A. It was an awesome time. Unfortunately, I lived at home to save money, and I commuted to school. I grew up in Winchester, Massachusetts, about eight miles north of Boston. So unfortunately, I didn’t get the on-campus experience, and I didn’t get to meet as many people as I wanted to. But what I did love about Emerson is that there were so many projects to get involved with. I auditioned for a lot of student films and shows, and I was in a bunch of them and made some great friends that way. I started off going to UMass Amherst my first year and transferred to Emerson in my sophomore year. So when I got there, even though I lived at home, it was still just amazing to go to class and be able to create and actually get involved with making student films and TV shows. That’s probably the most important thing Emerson is that unlike my previous major [Exercise Science], here at film school, everybody wants to create. It gave me the opportunity to be a part of something.

Q. So what advice would you give current Emerson students who want to go into the entertainment industry?

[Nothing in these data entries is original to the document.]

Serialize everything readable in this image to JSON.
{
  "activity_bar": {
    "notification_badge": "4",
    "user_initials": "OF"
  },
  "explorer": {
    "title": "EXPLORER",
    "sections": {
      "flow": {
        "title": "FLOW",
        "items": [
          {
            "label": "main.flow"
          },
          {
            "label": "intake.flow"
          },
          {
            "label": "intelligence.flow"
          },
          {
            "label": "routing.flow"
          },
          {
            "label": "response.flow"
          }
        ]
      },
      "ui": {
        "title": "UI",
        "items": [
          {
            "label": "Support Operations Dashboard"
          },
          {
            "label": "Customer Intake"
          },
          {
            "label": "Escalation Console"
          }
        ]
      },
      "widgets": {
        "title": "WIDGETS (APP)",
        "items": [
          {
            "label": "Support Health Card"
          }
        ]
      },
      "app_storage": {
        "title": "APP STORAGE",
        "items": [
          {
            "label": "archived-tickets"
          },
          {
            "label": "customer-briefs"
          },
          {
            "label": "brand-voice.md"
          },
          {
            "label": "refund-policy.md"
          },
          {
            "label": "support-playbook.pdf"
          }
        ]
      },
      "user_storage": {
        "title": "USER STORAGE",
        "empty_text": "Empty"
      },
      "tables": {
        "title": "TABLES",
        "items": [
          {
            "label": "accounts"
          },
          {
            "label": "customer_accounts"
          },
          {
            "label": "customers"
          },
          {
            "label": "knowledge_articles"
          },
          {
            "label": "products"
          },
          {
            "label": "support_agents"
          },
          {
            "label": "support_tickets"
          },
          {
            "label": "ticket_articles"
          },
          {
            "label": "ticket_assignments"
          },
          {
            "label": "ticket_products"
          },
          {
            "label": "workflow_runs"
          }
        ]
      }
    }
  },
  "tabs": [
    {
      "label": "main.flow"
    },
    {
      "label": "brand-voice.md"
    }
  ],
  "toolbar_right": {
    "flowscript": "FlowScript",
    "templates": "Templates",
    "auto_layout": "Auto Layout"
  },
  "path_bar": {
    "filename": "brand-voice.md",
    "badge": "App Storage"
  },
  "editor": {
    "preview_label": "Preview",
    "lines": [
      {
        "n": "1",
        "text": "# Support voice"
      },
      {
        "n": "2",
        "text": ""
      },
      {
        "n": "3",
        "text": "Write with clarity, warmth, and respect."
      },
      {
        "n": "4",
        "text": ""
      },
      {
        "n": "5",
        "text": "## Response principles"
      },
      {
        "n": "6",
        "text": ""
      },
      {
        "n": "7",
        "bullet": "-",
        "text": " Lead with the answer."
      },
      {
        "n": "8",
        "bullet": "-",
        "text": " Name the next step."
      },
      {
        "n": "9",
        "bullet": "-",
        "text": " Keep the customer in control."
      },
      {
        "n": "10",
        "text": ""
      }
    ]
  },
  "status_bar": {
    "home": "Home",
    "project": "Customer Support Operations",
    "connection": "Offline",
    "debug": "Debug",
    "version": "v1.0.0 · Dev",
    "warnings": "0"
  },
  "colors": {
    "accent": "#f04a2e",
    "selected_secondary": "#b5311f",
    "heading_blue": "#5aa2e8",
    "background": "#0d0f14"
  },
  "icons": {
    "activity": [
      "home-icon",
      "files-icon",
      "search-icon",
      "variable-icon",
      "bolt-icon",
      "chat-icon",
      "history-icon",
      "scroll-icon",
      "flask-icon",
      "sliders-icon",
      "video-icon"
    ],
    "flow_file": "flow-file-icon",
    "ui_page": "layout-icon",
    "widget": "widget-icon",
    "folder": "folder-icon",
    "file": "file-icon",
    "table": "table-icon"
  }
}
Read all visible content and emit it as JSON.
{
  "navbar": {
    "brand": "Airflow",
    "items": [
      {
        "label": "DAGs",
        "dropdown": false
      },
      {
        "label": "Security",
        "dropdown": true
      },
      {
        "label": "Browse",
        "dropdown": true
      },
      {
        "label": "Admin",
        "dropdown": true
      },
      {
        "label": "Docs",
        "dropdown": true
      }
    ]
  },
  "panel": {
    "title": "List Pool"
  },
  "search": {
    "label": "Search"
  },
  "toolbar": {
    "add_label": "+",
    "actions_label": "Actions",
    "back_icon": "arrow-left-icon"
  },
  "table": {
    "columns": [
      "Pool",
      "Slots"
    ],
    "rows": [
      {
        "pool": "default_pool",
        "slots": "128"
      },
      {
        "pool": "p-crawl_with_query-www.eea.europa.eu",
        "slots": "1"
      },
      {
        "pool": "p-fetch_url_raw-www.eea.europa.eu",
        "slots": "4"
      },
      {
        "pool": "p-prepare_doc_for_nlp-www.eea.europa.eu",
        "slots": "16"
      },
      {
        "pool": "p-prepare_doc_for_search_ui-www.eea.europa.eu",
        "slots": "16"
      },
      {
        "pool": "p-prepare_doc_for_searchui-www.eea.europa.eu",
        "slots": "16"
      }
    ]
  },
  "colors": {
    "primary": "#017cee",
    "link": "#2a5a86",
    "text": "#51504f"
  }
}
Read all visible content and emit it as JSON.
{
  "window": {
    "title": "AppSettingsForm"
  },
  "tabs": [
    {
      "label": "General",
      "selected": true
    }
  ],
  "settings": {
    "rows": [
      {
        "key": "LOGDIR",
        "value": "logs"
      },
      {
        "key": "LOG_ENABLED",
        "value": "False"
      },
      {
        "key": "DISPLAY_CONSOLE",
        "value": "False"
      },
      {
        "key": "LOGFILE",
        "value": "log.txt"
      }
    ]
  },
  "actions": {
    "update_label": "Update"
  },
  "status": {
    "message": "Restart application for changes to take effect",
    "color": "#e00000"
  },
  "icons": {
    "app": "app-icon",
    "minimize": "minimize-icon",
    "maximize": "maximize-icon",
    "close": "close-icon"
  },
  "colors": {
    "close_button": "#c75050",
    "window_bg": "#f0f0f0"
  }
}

A. The thing that I always learned too late was that it is good to make the connections and schmooze. That’s something that I’m not necessarily comfortable doing because I just don’t like it. But the people who I’ve seen succeed the most are the ones who really do make those connections and reach out on LinkedIn or Twitter. It really is about knowing as many people as you can. The best advice I got from Emerson was to do the Los Angeles program. Because if you want to work in entertainment, obviously it helps to be in the big cities, in New York or LA. Once you’re out, once you’re graduated, you’ll find that there are Emerson people everywhere. So everyone’s going to look out for each other. It is great that we have the Emerson Mafia to reach out to other Emerson people. A lot of Emerson people do want to help, and we feel very proud that we went to Emerson. So if you want to get into the entertainment business, reach out to people.